• [WHAT NEEDS TO BE DONE]:
Go through the entries below and copy each line that holds the word "JSON".

(Records contained in a dataset)
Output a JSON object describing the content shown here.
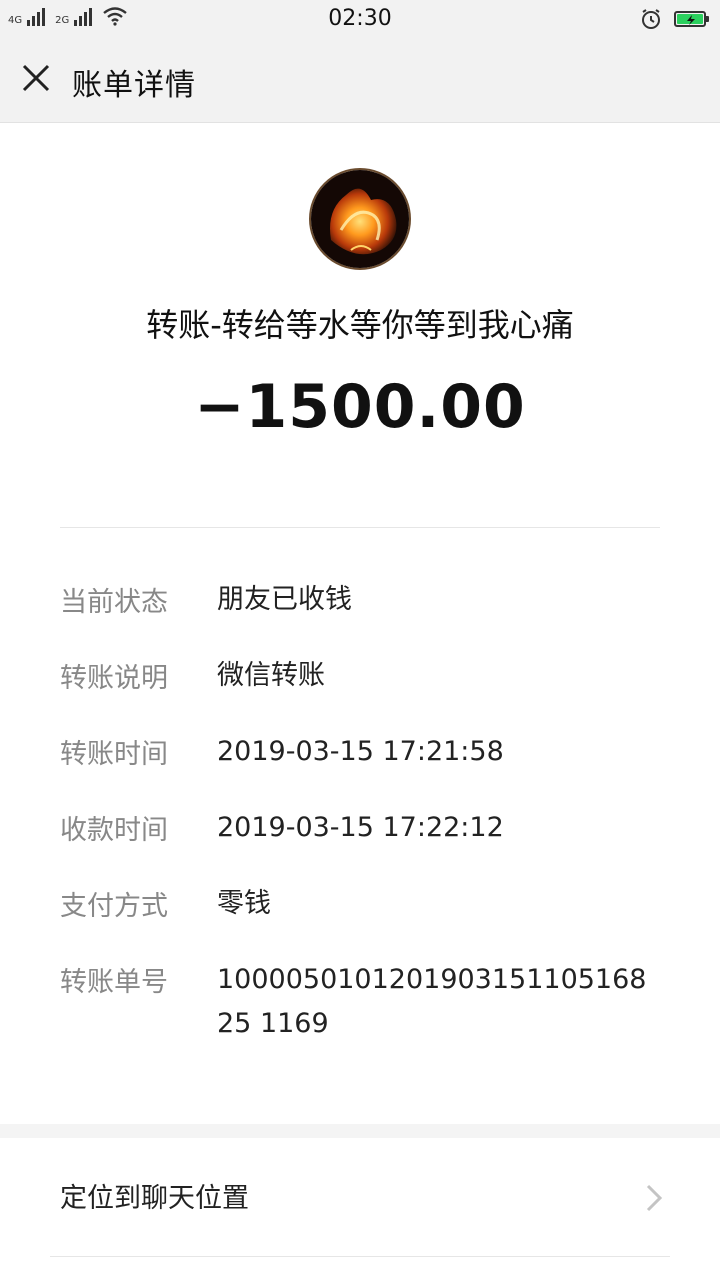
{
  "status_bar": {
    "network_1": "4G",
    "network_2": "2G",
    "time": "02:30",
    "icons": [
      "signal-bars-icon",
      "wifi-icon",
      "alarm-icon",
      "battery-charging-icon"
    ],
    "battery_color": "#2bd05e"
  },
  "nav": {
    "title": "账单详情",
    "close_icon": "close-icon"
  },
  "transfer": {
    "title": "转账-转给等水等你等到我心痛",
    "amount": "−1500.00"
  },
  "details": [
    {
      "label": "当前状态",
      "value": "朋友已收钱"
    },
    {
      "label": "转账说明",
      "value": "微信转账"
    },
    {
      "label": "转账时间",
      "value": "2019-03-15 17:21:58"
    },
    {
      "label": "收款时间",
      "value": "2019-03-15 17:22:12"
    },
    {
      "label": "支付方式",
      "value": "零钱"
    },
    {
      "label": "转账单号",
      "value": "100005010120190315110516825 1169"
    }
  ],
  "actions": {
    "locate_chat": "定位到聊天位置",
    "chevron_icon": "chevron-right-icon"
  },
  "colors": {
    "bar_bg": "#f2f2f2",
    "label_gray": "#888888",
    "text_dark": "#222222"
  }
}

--

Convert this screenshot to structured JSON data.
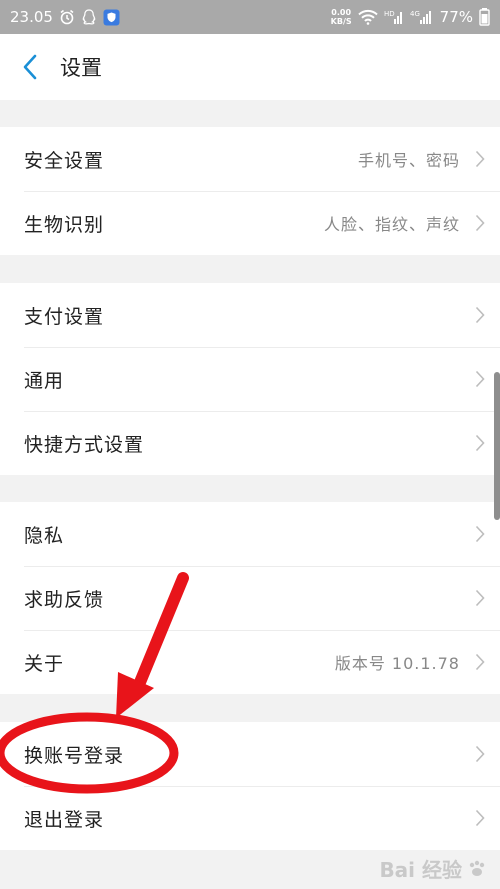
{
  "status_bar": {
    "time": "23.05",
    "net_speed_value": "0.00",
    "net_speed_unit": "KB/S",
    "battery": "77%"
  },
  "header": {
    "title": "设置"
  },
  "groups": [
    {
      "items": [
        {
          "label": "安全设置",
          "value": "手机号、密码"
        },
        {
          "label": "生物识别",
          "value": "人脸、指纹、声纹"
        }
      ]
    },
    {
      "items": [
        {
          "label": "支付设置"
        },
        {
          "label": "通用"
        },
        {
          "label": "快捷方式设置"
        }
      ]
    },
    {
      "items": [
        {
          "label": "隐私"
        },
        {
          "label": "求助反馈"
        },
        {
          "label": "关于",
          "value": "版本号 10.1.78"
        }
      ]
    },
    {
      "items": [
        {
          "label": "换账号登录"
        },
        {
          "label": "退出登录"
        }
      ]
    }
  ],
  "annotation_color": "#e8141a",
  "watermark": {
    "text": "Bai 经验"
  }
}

• [RESULT]:
Output a JSON object describing the content shown here.
Convert this screenshot to structured JSON data.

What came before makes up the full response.